» **PROBLEM DESCRIPTION**:
Each entry has to be reproduced in full, exactly as given.

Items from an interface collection
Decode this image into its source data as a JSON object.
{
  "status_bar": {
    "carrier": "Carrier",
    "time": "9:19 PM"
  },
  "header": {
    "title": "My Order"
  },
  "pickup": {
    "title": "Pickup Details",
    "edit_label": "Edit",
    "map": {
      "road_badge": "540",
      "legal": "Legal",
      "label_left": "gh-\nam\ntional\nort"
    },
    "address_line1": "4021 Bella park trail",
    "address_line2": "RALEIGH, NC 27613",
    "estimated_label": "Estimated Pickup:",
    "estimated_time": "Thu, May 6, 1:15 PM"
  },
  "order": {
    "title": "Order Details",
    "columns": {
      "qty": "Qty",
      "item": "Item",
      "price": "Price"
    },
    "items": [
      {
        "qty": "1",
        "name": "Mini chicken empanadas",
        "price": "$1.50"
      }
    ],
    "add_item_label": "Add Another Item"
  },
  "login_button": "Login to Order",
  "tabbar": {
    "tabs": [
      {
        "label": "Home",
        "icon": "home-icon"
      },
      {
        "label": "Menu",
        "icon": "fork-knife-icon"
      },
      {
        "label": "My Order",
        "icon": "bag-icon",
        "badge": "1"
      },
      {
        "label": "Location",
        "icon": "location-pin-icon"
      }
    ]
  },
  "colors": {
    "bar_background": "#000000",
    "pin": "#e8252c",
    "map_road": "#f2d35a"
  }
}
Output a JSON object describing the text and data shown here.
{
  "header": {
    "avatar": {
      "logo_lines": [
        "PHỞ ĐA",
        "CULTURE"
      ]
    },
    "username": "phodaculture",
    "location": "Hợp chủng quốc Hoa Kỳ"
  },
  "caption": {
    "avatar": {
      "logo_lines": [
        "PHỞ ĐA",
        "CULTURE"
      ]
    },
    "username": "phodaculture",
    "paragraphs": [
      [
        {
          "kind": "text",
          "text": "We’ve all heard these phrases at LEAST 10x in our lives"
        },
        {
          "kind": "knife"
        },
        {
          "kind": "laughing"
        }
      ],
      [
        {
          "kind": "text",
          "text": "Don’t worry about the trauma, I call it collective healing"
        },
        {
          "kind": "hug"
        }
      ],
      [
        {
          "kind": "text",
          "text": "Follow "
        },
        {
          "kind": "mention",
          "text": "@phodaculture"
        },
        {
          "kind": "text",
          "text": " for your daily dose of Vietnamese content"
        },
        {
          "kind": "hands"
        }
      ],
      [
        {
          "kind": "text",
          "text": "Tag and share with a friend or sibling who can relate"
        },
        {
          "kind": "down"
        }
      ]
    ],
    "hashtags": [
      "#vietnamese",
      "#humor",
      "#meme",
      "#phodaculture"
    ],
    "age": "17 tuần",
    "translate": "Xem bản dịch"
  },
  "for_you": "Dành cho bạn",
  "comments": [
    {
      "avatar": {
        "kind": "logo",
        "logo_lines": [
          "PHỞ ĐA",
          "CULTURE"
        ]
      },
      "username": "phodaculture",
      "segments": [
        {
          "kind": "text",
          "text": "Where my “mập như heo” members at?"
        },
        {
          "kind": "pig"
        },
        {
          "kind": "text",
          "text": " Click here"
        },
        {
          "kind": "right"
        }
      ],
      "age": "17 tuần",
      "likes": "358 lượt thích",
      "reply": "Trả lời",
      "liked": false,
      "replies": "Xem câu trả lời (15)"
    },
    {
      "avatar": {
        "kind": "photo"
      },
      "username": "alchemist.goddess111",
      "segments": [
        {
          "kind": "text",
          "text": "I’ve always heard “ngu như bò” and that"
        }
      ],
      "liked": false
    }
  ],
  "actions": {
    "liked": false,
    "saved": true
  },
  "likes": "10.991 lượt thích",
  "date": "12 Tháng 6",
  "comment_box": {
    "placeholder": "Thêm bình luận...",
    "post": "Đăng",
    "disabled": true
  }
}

» **RESPONSE AREA**:
Decode this image into its source data as a JSON object.
{
  "status_bar": {
    "carrier": "Carrier",
    "time": "9:19 PM"
  },
  "header": {
    "title": "My Order"
  },
  "pickup": {
    "title": "Pickup Details",
    "edit_label": "Edit",
    "map": {
      "road_badge": "540",
      "legal": "Legal",
      "label_left": "gh-\nam\ntional\nort"
    },
    "address_line1": "4021 Bella park trail",
    "address_line2": "RALEIGH, NC 27613",
    "estimated_label": "Estimated Pickup:",
    "estimated_time": "Thu, May 6, 1:15 PM"
  },
  "order": {
    "title": "Order Details",
    "columns": {
      "qty": "Qty",
      "item": "Item",
      "price": "Price"
    },
    "items": [
      {
        "qty": "1",
        "name": "Mini chicken empanadas",
        "price": "$1.50"
      }
    ],
    "add_item_label": "Add Another Item"
  },
  "login_button": "Login to Order",
  "tabbar": {
    "tabs": [
      {
        "label": "Home",
        "icon": "home-icon"
      },
      {
        "label": "Menu",
        "icon": "fork-knife-icon"
      },
      {
        "label": "My Order",
        "icon": "bag-icon",
        "badge": "1"
      },
      {
        "label": "Location",
        "icon": "location-pin-icon"
      }
    ]
  },
  "colors": {
    "bar_background": "#000000",
    "pin": "#e8252c",
    "map_road": "#f2d35a"
  }
}
Output a JSON object describing the text and data shown here.
{
  "header": {
    "avatar": {
      "logo_lines": [
        "PHỞ ĐA",
        "CULTURE"
      ]
    },
    "username": "phodaculture",
    "location": "Hợp chủng quốc Hoa Kỳ"
  },
  "caption": {
    "avatar": {
      "logo_lines": [
        "PHỞ ĐA",
        "CULTURE"
      ]
    },
    "username": "phodaculture",
    "paragraphs": [
      [
        {
          "kind": "text",
          "text": "We’ve all heard these phrases at LEAST 10x in our lives"
        },
        {
          "kind": "knife"
        },
        {
          "kind": "laughing"
        }
      ],
      [
        {
          "kind": "text",
          "text": "Don’t worry about the trauma, I call it collective healing"
        },
        {
          "kind": "hug"
        }
      ],
      [
        {
          "kind": "text",
          "text": "Follow "
        },
        {
          "kind": "mention",
          "text": "@phodaculture"
        },
        {
          "kind": "text",
          "text": " for your daily dose of Vietnamese content"
        },
        {
          "kind": "hands"
        }
      ],
      [
        {
          "kind": "text",
          "text": "Tag and share with a friend or sibling who can relate"
        },
        {
          "kind": "down"
        }
      ]
    ],
    "hashtags": [
      "#vietnamese",
      "#humor",
      "#meme",
      "#phodaculture"
    ],
    "age": "17 tuần",
    "translate": "Xem bản dịch"
  },
  "for_you": "Dành cho bạn",
  "comments": [
    {
      "avatar": {
        "kind": "logo",
        "logo_lines": [
          "PHỞ ĐA",
          "CULTURE"
        ]
      },
      "username": "phodaculture",
      "segments": [
        {
          "kind": "text",
          "text": "Where my “mập như heo” members at?"
        },
        {
          "kind": "pig"
        },
        {
          "kind": "text",
          "text": " Click here"
        },
        {
          "kind": "right"
        }
      ],
      "age": "17 tuần",
      "likes": "358 lượt thích",
      "reply": "Trả lời",
      "liked": false,
      "replies": "Xem câu trả lời (15)"
    },
    {
      "avatar": {
        "kind": "photo"
      },
      "username": "alchemist.goddess111",
      "segments": [
        {
          "kind": "text",
          "text": "I’ve always heard “ngu như bò” and that"
        }
      ],
      "liked": false
    }
  ],
  "actions": {
    "liked": false,
    "saved": true
  },
  "likes": "10.991 lượt thích",
  "date": "12 Tháng 6",
  "comment_box": {
    "placeholder": "Thêm bình luận...",
    "post": "Đăng",
    "disabled": true
  }
}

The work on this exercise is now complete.